What you return should be the lines of the data containing "Земельный", each in full.

Information >>
= = = = =

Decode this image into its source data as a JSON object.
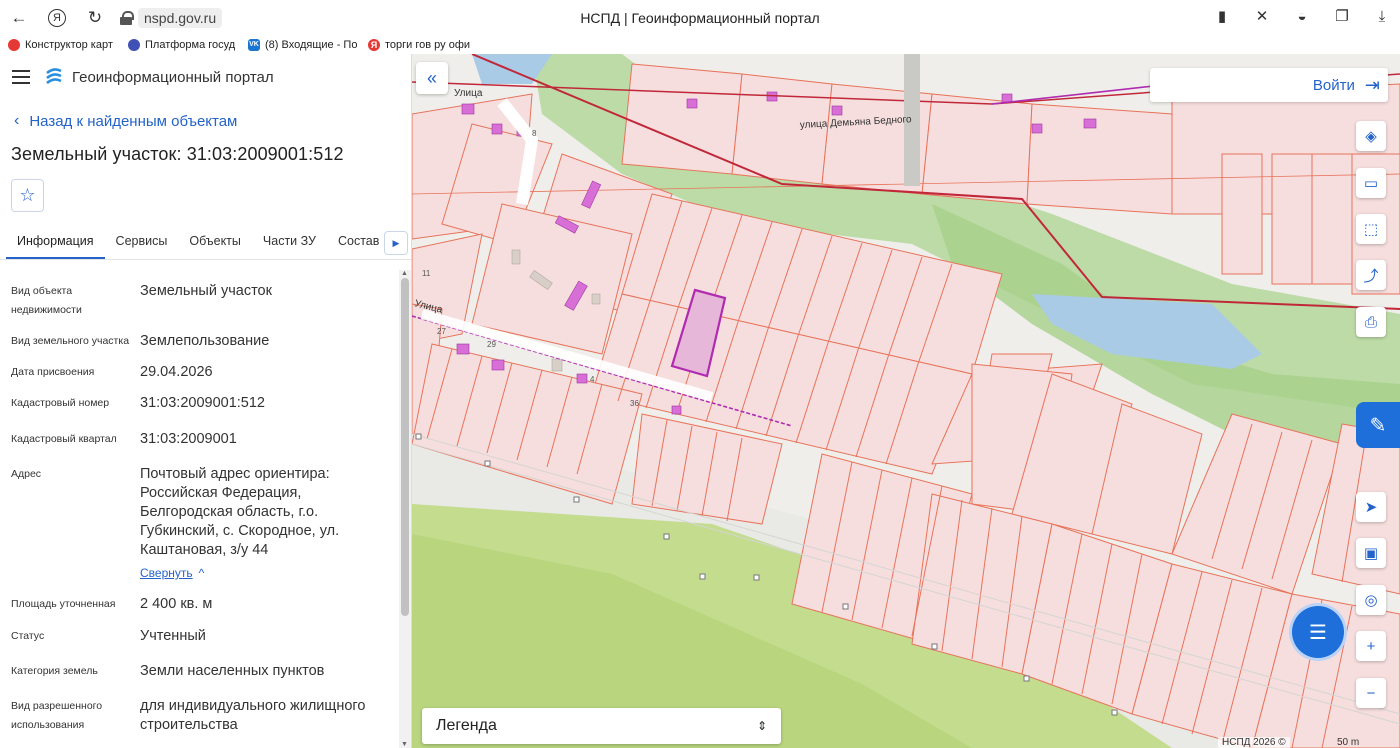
{
  "browser": {
    "url": "nspd.gov.ru",
    "title": "НСПД | Геоинформационный портал",
    "bookmarks": [
      {
        "label": "Конструктор карт",
        "color": "#e53935",
        "glyph": "●"
      },
      {
        "label": "Платформа госуд",
        "color": "#3f51b5",
        "glyph": "●"
      },
      {
        "label": "(8) Входящие - По",
        "color": "#1976d2",
        "glyph": "VK"
      },
      {
        "label": "торги гов ру офи",
        "color": "#e53935",
        "glyph": "Я"
      }
    ]
  },
  "panel": {
    "portal_name": "Геоинформационный портал",
    "back_label": "Назад к найденным объектам",
    "title": "Земельный участок: 31:03:2009001:512",
    "tabs": [
      "Информация",
      "Сервисы",
      "Объекты",
      "Части ЗУ",
      "Состав"
    ],
    "properties": [
      {
        "label": "Вид объекта недвижимости",
        "value": "Земельный участок"
      },
      {
        "label": "Вид земельного участка",
        "value": "Землепользование"
      },
      {
        "label": "Дата присвоения",
        "value": "29.04.2026"
      },
      {
        "label": "Кадастровый номер",
        "value": "31:03:2009001:512"
      },
      {
        "label": "Кадастровый квартал",
        "value": "31:03:2009001"
      },
      {
        "label": "Адрес",
        "value": "Почтовый адрес ориентира: Российская Федерация, Белгородская область, г.о. Губкинский, с. Скородное, ул. Каштановая, з/у 44"
      },
      {
        "label": "Площадь уточненная",
        "value": "2 400 кв. м"
      },
      {
        "label": "Статус",
        "value": "Учтенный"
      },
      {
        "label": "Категория земель",
        "value": "Земли населенных пунктов"
      },
      {
        "label": "Вид разрешенного использования",
        "value": "для индивидуального жилищного строительства"
      }
    ],
    "collapse_label": "Свернуть"
  },
  "map": {
    "login_label": "Войти",
    "legend_label": "Легенда",
    "copyright": "НСПД 2026 ©",
    "scale": "50 m",
    "streets": [
      "Улица",
      "улица Демьяна Бедного",
      "Улица"
    ],
    "plot_numbers": [
      "27",
      "29",
      "4",
      "36",
      "11",
      "8"
    ],
    "colors": {
      "parcel_stroke": "#e8735a",
      "parcel_fill": "#f6dede",
      "selected": "#b02bb0",
      "green": "#aed489",
      "water": "#a9cbe6",
      "border": "#c0283a"
    }
  }
}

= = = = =

Response for this exercise >>
    "title": "Земельный участок: 31:03:2009001:512",
        "value": "Земельный участок"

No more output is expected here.